How George Bernard Shaw Learned to Play the Piano

It may be surprising to learn that the famous Irish dramatist, sociologist, vegetarian, etc., was also widely famed at one time as a music critic.

Like Bisson, Parker, Rupert Hughes, Boito and several other successful dramatists who were previously musicians, Shaw always valued his musical experiences. He was often criticized for being a critic without a musical education. As a matter of fact he had a very good musical training, but was almost entirely self-taught. To his accusers he took delight in pointing out that neither Wagner nor Berlioz were proficient pianists, but were nevertheless fine musicians.
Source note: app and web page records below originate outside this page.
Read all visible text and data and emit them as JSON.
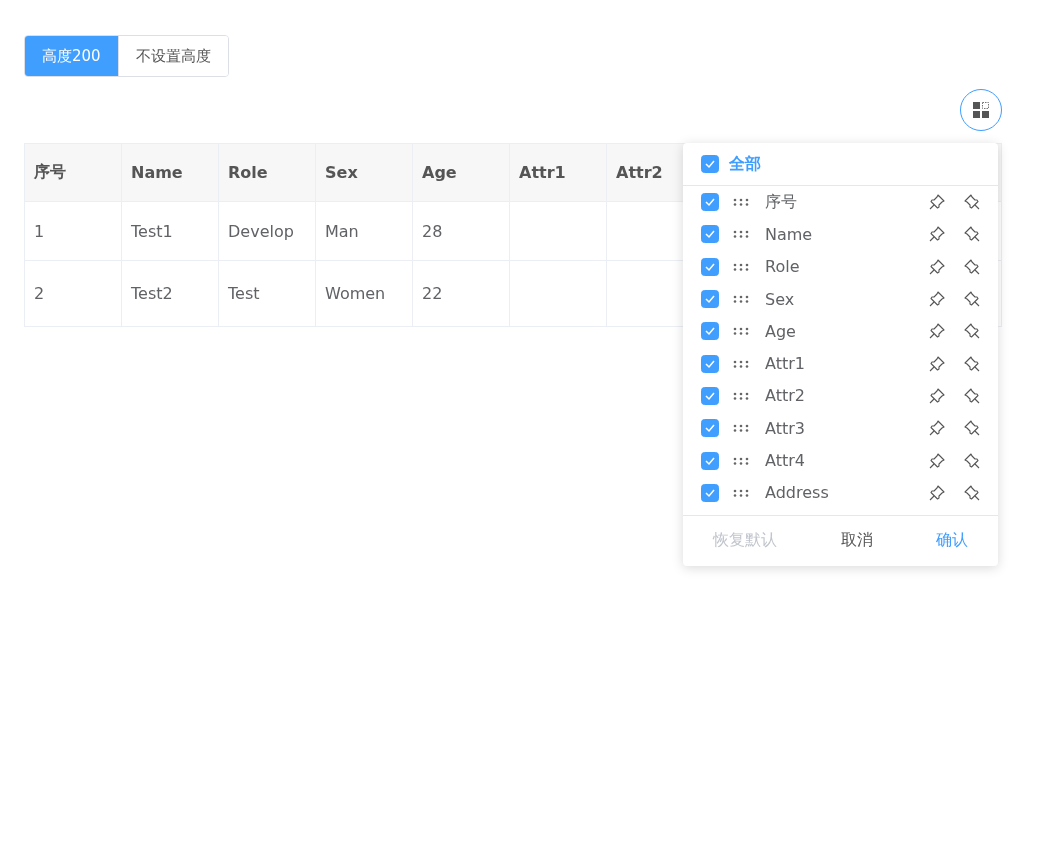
{
  "height_toggle": [
    {
      "label": "高度200",
      "selected": true
    },
    {
      "label": "不设置高度",
      "selected": false
    }
  ],
  "table": {
    "columns": [
      "序号",
      "Name",
      "Role",
      "Sex",
      "Age",
      "Attr1",
      "Attr2"
    ],
    "rows": [
      [
        "1",
        "Test1",
        "Develop",
        "Man",
        "28",
        "",
        ""
      ],
      [
        "2",
        "Test2",
        "Test",
        "Women",
        "22",
        "",
        ""
      ]
    ]
  },
  "column_panel": {
    "select_all": {
      "label": "全部",
      "checked": true
    },
    "items": [
      {
        "label": "序号",
        "checked": true
      },
      {
        "label": "Name",
        "checked": true
      },
      {
        "label": "Role",
        "checked": true
      },
      {
        "label": "Sex",
        "checked": true
      },
      {
        "label": "Age",
        "checked": true
      },
      {
        "label": "Attr1",
        "checked": true
      },
      {
        "label": "Attr2",
        "checked": true
      },
      {
        "label": "Attr3",
        "checked": true
      },
      {
        "label": "Attr4",
        "checked": true
      },
      {
        "label": "Address",
        "checked": true
      }
    ],
    "buttons": [
      {
        "label": "恢复默认",
        "kind": "reset",
        "disabled": true
      },
      {
        "label": "取消",
        "kind": "cancel",
        "disabled": false
      },
      {
        "label": "确认",
        "kind": "confirm",
        "disabled": false
      }
    ]
  }
}
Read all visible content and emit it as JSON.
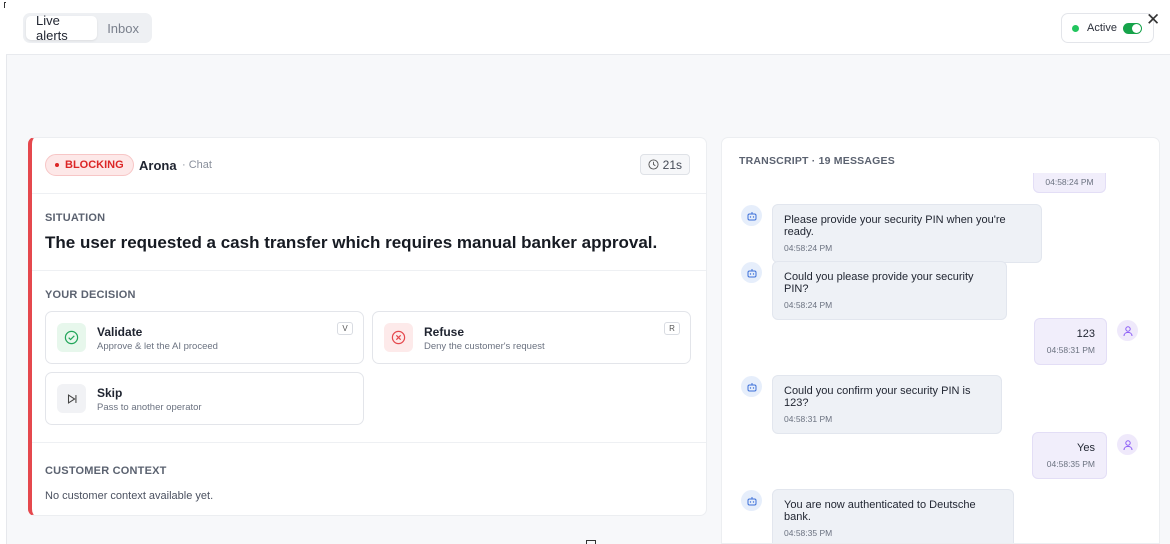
{
  "tabs": [
    {
      "label": "Live alerts",
      "active": true
    },
    {
      "label": "Inbox",
      "active": false
    }
  ],
  "status": {
    "label": "Active",
    "color": "#22c55e",
    "toggle_on": true
  },
  "alert": {
    "badge": "BLOCKING",
    "agent": "Arona",
    "channel": "· Chat",
    "timer": "21s",
    "accent_color": "#e5484d",
    "situation_label": "SITUATION",
    "situation_text": "The user requested a cash transfer which requires manual banker approval.",
    "decision_label": "YOUR DECISION",
    "options": [
      {
        "title": "Validate",
        "subtitle": "Approve & let the AI proceed",
        "key": "V",
        "icon": "check-circle-icon"
      },
      {
        "title": "Refuse",
        "subtitle": "Deny the customer's request",
        "key": "R",
        "icon": "x-circle-icon"
      },
      {
        "title": "Skip",
        "subtitle": "Pass to another operator",
        "key": "",
        "icon": "skip-forward-icon"
      }
    ],
    "context_label": "CUSTOMER CONTEXT",
    "context_text": "No customer context available yet."
  },
  "transcript": {
    "label": "TRANSCRIPT · 19 MESSAGES",
    "partial_time": "04:58:24 PM",
    "messages": [
      {
        "role": "bot",
        "text": "Please provide your security PIN when you're ready.",
        "time": "04:58:24 PM"
      },
      {
        "role": "bot",
        "text": "Could you please provide your security PIN?",
        "time": "04:58:24 PM"
      },
      {
        "role": "user",
        "text": "123",
        "time": "04:58:31 PM"
      },
      {
        "role": "bot",
        "text": "Could you confirm your security PIN is 123?",
        "time": "04:58:31 PM"
      },
      {
        "role": "user",
        "text": "Yes",
        "time": "04:58:35 PM"
      },
      {
        "role": "bot",
        "text": "You are now authenticated to Deutsche bank.",
        "time": "04:58:35 PM"
      }
    ]
  }
}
Some years ago Shaw wrote an instructive article upon “The Religion of the Piano.” This appeared in a leading German publication and the following is a translation. No doubt Mr. Shaw would be very much amused to read this re-Englishing of his thoughts, since his own English is known to be inimitably individual.

The article content is as follows:

I learned the A, B, C, of notation through an elementary instruction book. I was able to comprehend the keyboard through a drawing. Then I started right in without exercises, Plaidy, Czerny or anything else, to study Mozart’s Don Giovanni.

It took fully ten minutes before I could place my fingers in the right position for the first chord of the overture. Finally, however, it sounded right and the pleasure I received from listening to my own playing of the chord paid for all the pains it had cost me.

After a few months I managed to acquire a technic sufficient for my needs. It was, of course, purely of my own invention as the following illustration of my fingering of the scale of C will illustrate. Instead of using customary fingering by putting my thumb under the third finger:

C D E F G A B C
1 2 3 1 2 3 4 5

I stumbled upon the following:

C D E F G A B C
1 2 3 4 5 4 5 4

This had the advantage of fitting all of the diatonic and chromatic scales, and clumsy as it is, I often find myself going back to it when I am not thinking. Liszt and Chopin were also said to have enjoyed this fingering upon occasion in certain places but of course they did not stumble upon it as I did.

I soon acquired a formidable ability to blunder through all kinds of piano arrangements and scores. As a reward for my efforts I found that I was learning Victor Hugo and Schiller through Donizetti, Verdi and Beethoven; the Bible through Handel; Goethe through Schumann, Beaumarchais and Moliere through Mozart and Merimee through Bizet. In addition to this I found in Berlioz an unknown interpretation of a work by Edgar Allen Poe.